(Task statement): Find every line below with the word "药品谈判" in it, and copy each one.

▼

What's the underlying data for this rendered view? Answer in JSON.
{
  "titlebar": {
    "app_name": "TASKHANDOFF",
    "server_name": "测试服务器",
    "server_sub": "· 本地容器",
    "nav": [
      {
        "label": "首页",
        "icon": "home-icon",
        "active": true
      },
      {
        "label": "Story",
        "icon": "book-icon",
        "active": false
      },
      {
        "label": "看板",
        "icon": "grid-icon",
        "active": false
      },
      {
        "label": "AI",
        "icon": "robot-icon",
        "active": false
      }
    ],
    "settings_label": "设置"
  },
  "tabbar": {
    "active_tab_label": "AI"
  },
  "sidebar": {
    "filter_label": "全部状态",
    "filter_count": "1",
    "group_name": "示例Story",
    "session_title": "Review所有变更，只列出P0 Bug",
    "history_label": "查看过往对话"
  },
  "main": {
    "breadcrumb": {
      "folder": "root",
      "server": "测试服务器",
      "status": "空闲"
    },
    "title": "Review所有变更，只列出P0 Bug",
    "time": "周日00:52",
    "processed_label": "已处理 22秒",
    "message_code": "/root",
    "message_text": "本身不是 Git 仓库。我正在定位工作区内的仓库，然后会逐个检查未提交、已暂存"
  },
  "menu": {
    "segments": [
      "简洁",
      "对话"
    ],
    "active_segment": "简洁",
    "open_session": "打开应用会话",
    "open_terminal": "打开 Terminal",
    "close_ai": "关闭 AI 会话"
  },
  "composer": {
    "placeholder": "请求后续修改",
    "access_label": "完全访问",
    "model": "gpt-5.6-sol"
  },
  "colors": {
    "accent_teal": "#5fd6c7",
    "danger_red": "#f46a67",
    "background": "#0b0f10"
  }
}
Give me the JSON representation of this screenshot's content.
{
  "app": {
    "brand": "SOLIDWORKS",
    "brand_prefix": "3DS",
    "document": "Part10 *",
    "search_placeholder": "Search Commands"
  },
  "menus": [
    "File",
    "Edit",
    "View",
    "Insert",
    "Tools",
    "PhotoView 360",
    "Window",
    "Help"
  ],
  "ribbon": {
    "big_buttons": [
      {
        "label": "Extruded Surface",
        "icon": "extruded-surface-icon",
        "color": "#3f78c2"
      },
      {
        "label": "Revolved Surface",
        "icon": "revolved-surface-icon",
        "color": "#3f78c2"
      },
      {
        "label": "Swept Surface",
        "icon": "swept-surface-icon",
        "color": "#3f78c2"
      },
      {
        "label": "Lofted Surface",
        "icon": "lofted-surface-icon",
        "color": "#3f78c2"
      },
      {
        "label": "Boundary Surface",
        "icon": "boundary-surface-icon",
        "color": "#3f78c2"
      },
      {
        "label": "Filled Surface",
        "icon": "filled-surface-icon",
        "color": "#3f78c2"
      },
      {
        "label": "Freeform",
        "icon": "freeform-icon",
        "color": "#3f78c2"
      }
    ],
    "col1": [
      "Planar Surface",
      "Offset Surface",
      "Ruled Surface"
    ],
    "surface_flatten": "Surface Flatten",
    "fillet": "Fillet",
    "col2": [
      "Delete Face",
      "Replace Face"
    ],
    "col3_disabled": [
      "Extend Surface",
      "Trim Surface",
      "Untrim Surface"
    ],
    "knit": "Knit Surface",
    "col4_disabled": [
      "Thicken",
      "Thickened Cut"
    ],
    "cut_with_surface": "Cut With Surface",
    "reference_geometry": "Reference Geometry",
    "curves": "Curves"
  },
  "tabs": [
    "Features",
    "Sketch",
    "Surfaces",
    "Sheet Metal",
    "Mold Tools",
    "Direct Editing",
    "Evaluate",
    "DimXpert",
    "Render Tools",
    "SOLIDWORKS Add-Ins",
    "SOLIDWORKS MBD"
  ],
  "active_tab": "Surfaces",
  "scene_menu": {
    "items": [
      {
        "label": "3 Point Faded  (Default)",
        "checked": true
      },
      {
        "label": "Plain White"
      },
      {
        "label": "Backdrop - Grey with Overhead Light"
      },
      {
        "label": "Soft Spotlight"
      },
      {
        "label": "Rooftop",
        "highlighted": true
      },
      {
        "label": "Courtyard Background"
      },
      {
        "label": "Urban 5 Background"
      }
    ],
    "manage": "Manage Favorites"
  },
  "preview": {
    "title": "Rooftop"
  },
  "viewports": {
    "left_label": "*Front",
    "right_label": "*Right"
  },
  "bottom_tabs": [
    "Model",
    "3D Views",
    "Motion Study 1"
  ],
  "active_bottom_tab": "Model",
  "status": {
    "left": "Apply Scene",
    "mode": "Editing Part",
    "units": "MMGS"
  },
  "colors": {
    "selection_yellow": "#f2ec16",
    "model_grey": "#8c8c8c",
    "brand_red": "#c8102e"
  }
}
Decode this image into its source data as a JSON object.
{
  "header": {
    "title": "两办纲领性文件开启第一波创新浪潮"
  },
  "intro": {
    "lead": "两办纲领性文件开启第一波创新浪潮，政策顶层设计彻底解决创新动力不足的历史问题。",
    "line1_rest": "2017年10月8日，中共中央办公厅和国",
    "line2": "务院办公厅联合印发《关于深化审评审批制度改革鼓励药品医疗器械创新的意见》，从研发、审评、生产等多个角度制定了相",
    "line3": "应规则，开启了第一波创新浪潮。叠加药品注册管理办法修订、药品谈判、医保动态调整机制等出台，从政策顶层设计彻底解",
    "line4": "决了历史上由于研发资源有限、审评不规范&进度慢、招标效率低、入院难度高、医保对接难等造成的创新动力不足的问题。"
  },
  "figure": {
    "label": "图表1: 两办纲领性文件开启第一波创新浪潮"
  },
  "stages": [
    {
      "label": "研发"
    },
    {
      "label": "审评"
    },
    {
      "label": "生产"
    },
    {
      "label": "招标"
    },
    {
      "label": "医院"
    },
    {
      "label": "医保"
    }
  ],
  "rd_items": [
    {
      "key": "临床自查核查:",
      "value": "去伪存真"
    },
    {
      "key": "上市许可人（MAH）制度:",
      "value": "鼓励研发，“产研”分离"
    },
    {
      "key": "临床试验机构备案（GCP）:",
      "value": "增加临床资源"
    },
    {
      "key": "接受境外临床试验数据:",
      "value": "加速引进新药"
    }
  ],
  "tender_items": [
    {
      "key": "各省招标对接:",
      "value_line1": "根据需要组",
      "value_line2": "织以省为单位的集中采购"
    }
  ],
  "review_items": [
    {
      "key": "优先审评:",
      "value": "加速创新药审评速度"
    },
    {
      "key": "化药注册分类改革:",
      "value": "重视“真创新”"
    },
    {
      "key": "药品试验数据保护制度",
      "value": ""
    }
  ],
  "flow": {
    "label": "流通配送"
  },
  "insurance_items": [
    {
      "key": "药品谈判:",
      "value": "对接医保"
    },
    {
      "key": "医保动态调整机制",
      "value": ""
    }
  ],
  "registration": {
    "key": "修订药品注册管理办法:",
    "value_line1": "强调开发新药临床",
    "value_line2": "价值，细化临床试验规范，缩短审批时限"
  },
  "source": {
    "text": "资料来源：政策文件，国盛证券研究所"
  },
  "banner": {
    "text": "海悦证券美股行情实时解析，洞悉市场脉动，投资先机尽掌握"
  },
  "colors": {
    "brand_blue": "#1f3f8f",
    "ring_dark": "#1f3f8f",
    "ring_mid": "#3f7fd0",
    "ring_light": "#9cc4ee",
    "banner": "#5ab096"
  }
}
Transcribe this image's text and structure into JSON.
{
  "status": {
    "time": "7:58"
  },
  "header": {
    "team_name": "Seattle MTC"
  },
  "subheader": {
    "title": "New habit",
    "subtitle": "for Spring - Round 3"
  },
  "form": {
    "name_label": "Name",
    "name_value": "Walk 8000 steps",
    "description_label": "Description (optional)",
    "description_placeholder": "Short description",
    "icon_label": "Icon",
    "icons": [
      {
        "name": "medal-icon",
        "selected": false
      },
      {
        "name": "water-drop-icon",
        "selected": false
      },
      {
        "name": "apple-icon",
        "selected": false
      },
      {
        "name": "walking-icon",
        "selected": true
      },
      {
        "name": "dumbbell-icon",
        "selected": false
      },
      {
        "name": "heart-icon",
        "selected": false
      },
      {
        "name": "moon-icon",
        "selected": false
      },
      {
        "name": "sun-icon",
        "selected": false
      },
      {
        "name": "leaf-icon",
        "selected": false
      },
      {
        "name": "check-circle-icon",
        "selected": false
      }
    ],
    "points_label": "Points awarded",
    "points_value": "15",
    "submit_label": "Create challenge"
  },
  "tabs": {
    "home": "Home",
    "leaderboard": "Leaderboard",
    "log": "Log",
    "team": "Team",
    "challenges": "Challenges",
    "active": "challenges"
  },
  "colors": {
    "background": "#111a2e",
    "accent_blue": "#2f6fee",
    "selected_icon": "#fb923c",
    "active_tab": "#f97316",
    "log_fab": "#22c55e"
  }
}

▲

(Final answer):
    "line3": "应规则，开启了第一波创新浪潮。叠加药品注册管理办法修订、药品谈判、医保动态调整机制等出台，从政策顶层设计彻底解",
      "key": "药品谈判:",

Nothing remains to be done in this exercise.